> **Task prompt**
Write out the records once more, exactly as given.

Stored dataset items
-----

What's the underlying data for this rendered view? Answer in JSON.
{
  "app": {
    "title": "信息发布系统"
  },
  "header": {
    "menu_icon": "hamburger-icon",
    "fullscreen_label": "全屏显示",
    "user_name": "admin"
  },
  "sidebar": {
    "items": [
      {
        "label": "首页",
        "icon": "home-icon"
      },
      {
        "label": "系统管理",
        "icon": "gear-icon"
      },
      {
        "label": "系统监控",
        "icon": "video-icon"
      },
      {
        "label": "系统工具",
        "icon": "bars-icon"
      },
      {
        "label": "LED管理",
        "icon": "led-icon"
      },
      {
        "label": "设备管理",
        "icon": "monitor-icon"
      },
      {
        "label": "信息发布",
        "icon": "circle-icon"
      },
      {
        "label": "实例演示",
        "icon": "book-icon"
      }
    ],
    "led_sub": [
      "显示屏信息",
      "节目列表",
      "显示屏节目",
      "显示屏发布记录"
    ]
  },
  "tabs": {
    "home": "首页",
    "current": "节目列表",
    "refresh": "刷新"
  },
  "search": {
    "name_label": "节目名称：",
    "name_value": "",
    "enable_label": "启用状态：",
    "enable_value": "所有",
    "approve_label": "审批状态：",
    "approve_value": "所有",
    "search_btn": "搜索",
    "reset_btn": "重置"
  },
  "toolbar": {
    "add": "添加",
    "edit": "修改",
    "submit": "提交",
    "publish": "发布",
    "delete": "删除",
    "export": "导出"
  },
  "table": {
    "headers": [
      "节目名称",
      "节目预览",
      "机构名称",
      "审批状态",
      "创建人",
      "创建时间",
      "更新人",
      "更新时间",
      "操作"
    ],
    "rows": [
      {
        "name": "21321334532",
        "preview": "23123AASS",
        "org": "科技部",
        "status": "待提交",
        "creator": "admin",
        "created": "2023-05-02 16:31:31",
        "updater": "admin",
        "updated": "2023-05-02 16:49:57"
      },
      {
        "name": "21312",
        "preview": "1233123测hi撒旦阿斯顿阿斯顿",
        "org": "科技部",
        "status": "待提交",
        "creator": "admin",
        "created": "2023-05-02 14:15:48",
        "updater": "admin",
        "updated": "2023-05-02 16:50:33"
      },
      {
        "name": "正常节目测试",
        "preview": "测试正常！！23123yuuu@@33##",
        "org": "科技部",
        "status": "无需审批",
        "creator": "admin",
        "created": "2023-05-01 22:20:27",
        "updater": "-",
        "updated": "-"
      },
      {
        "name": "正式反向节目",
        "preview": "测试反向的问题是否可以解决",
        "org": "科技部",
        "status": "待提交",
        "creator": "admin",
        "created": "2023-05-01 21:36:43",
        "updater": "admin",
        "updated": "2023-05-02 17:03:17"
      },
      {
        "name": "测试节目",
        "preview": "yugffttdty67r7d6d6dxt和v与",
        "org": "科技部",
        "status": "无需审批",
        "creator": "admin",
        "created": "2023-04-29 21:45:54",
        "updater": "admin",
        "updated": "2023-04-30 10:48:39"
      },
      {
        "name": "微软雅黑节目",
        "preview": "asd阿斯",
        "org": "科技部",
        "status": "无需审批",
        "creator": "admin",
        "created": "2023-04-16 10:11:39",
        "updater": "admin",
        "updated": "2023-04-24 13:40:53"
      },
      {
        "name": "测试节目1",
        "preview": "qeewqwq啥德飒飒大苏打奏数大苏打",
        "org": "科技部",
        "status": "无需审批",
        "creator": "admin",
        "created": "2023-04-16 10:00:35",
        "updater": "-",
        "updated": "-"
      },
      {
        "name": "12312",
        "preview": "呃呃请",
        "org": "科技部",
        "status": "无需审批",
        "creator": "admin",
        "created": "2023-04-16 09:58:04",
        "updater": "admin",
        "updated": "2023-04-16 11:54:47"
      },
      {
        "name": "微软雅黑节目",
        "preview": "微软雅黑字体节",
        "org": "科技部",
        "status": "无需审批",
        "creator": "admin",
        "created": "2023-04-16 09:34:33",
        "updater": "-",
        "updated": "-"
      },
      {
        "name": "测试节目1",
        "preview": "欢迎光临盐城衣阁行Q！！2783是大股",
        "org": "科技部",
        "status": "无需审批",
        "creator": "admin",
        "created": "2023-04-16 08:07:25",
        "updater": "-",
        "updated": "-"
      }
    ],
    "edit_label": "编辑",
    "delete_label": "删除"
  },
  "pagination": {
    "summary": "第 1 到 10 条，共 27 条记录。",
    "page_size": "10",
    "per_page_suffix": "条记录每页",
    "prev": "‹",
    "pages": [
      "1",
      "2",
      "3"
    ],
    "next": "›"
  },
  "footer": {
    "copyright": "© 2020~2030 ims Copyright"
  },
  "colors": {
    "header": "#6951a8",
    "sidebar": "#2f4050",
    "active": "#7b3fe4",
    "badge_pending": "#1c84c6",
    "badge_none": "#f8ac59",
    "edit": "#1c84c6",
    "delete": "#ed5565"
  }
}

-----

> **Result**
What's the underlying data for this rendered view? Answer in JSON.
{
  "app": {
    "title": "信息发布系统"
  },
  "header": {
    "menu_icon": "hamburger-icon",
    "fullscreen_label": "全屏显示",
    "user_name": "admin"
  },
  "sidebar": {
    "items": [
      {
        "label": "首页",
        "icon": "home-icon"
      },
      {
        "label": "系统管理",
        "icon": "gear-icon"
      },
      {
        "label": "系统监控",
        "icon": "video-icon"
      },
      {
        "label": "系统工具",
        "icon": "bars-icon"
      },
      {
        "label": "LED管理",
        "icon": "led-icon"
      },
      {
        "label": "设备管理",
        "icon": "monitor-icon"
      },
      {
        "label": "信息发布",
        "icon": "circle-icon"
      },
      {
        "label": "实例演示",
        "icon": "book-icon"
      }
    ],
    "led_sub": [
      "显示屏信息",
      "节目列表",
      "显示屏节目",
      "显示屏发布记录"
    ]
  },
  "tabs": {
    "home": "首页",
    "current": "节目列表",
    "refresh": "刷新"
  },
  "search": {
    "name_label": "节目名称：",
    "name_value": "",
    "enable_label": "启用状态：",
    "enable_value": "所有",
    "approve_label": "审批状态：",
    "approve_value": "所有",
    "search_btn": "搜索",
    "reset_btn": "重置"
  },
  "toolbar": {
    "add": "添加",
    "edit": "修改",
    "submit": "提交",
    "publish": "发布",
    "delete": "删除",
    "export": "导出"
  },
  "table": {
    "headers": [
      "节目名称",
      "节目预览",
      "机构名称",
      "审批状态",
      "创建人",
      "创建时间",
      "更新人",
      "更新时间",
      "操作"
    ],
    "rows": [
      {
        "name": "21321334532",
        "preview": "23123AASS",
        "org": "科技部",
        "status": "待提交",
        "creator": "admin",
        "created": "2023-05-02 16:31:31",
        "updater": "admin",
        "updated": "2023-05-02 16:49:57"
      },
      {
        "name": "21312",
        "preview": "1233123测hi撒旦阿斯顿阿斯顿",
        "org": "科技部",
        "status": "待提交",
        "creator": "admin",
        "created": "2023-05-02 14:15:48",
        "updater": "admin",
        "updated": "2023-05-02 16:50:33"
      },
      {
        "name": "正常节目测试",
        "preview": "测试正常！！23123yuuu@@33##",
        "org": "科技部",
        "status": "无需审批",
        "creator": "admin",
        "created": "2023-05-01 22:20:27",
        "updater": "-",
        "updated": "-"
      },
      {
        "name": "正式反向节目",
        "preview": "测试反向的问题是否可以解决",
        "org": "科技部",
        "status": "待提交",
        "creator": "admin",
        "created": "2023-05-01 21:36:43",
        "updater": "admin",
        "updated": "2023-05-02 17:03:17"
      },
      {
        "name": "测试节目",
        "preview": "yugffttdty67r7d6d6dxt和v与",
        "org": "科技部",
        "status": "无需审批",
        "creator": "admin",
        "created": "2023-04-29 21:45:54",
        "updater": "admin",
        "updated": "2023-04-30 10:48:39"
      },
      {
        "name": "微软雅黑节目",
        "preview": "asd阿斯",
        "org": "科技部",
        "status": "无需审批",
        "creator": "admin",
        "created": "2023-04-16 10:11:39",
        "updater": "admin",
        "updated": "2023-04-24 13:40:53"
      },
      {
        "name": "测试节目1",
        "preview": "qeewqwq啥德飒飒大苏打奏数大苏打",
        "org": "科技部",
        "status": "无需审批",
        "creator": "admin",
        "created": "2023-04-16 10:00:35",
        "updater": "-",
        "updated": "-"
      },
      {
        "name": "12312",
        "preview": "呃呃请",
        "org": "科技部",
        "status": "无需审批",
        "creator": "admin",
        "created": "2023-04-16 09:58:04",
        "updater": "admin",
        "updated": "2023-04-16 11:54:47"
      },
      {
        "name": "微软雅黑节目",
        "preview": "微软雅黑字体节",
        "org": "科技部",
        "status": "无需审批",
        "creator": "admin",
        "created": "2023-04-16 09:34:33",
        "updater": "-",
        "updated": "-"
      },
      {
        "name": "测试节目1",
        "preview": "欢迎光临盐城衣阁行Q！！2783是大股",
        "org": "科技部",
        "status": "无需审批",
        "creator": "admin",
        "created": "2023-04-16 08:07:25",
        "updater": "-",
        "updated": "-"
      }
    ],
    "edit_label": "编辑",
    "delete_label": "删除"
  },
  "pagination": {
    "summary": "第 1 到 10 条，共 27 条记录。",
    "page_size": "10",
    "per_page_suffix": "条记录每页",
    "prev": "‹",
    "pages": [
      "1",
      "2",
      "3"
    ],
    "next": "›"
  },
  "footer": {
    "copyright": "© 2020~2030 ims Copyright"
  },
  "colors": {
    "header": "#6951a8",
    "sidebar": "#2f4050",
    "active": "#7b3fe4",
    "badge_pending": "#1c84c6",
    "badge_none": "#f8ac59",
    "edit": "#1c84c6",
    "delete": "#ed5565"
  }
}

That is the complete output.